Playing too much video games could lower functional brain activity in the hippocampus that plays a major role in memory formation and spatial navigation, the researchers said.
"People who spend a lot of time playing video games may have reduced hippocampal integrity, which is associated with an increased risk of neurological disorders such as Alzheimer's disease," said Gregory West, assistant professor at the University of Montreal in Canada.
While video game players exhibit more efficient visual attention abilities, they are also much more likely to use navigation strategies that rely on the brain's reward system (the caudate nucleus) and not the brain's spatial memory system (the hippocampus), the findings showed.
Video gamers now spend a collective three billion hours per week in front of their screens. In fact, it is estimated that the average young individual would have spent some 10,000 hours gaming by the time they are 21, the study noted.

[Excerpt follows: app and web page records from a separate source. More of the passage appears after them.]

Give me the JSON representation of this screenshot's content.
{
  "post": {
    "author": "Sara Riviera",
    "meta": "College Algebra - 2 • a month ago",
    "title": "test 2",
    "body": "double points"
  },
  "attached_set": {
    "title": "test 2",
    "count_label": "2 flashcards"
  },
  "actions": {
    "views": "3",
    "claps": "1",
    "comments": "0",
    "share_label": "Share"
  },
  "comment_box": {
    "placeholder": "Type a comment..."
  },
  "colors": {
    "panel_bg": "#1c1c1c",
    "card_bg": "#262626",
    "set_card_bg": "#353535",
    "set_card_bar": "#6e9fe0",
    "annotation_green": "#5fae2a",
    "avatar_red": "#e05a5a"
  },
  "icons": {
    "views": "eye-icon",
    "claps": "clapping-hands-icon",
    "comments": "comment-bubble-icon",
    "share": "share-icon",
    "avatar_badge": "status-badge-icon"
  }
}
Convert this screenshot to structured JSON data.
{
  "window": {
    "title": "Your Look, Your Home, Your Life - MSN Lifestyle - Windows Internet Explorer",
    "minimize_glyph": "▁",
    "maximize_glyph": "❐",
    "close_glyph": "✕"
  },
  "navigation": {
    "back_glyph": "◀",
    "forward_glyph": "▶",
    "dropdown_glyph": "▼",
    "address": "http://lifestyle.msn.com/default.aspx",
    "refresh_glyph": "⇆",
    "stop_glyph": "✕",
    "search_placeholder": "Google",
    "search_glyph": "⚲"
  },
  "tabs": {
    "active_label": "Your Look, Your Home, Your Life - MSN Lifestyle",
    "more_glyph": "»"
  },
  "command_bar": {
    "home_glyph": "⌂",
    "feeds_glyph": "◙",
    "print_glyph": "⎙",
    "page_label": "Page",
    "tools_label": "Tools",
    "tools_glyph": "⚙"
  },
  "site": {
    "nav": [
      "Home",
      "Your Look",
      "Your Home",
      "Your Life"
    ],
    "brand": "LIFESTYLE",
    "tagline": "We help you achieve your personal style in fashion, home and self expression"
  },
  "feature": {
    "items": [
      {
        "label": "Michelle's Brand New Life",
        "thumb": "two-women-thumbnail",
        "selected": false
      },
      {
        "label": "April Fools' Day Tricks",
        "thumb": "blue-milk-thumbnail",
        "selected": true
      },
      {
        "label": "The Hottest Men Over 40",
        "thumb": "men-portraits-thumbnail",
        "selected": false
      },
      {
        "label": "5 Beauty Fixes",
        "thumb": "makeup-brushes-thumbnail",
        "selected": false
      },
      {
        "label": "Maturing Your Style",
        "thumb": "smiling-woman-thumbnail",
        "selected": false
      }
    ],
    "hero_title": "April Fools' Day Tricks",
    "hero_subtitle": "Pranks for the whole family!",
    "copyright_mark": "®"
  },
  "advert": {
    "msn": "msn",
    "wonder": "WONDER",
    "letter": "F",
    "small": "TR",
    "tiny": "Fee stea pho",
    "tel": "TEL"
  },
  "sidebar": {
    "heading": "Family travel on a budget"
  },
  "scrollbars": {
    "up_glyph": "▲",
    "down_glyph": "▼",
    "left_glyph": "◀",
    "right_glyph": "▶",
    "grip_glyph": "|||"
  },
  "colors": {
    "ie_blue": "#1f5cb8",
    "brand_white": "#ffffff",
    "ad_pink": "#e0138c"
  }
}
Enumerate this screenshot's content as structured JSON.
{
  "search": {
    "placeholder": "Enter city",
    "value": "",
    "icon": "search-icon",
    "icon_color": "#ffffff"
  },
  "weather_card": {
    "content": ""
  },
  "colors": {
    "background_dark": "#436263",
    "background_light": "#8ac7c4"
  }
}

The study was conducted among a group of adult gamers who were spending at least six hours per week on this activity.
"For more than a decade now, research has demonstrated that action video game players display more efficient visual attention abilities, and our current study has once again confirmed this notion," first author West added.
"However, we also found that gamers rely on the caudate-nucleus to a greater degree than non-gamers. Past research has shown that people who rely on caudate nucleus-dependent strategies have lower grey matter and functional brain activity in the hippocampus."
The study was published in the journal Proceedings of the Royal Society B.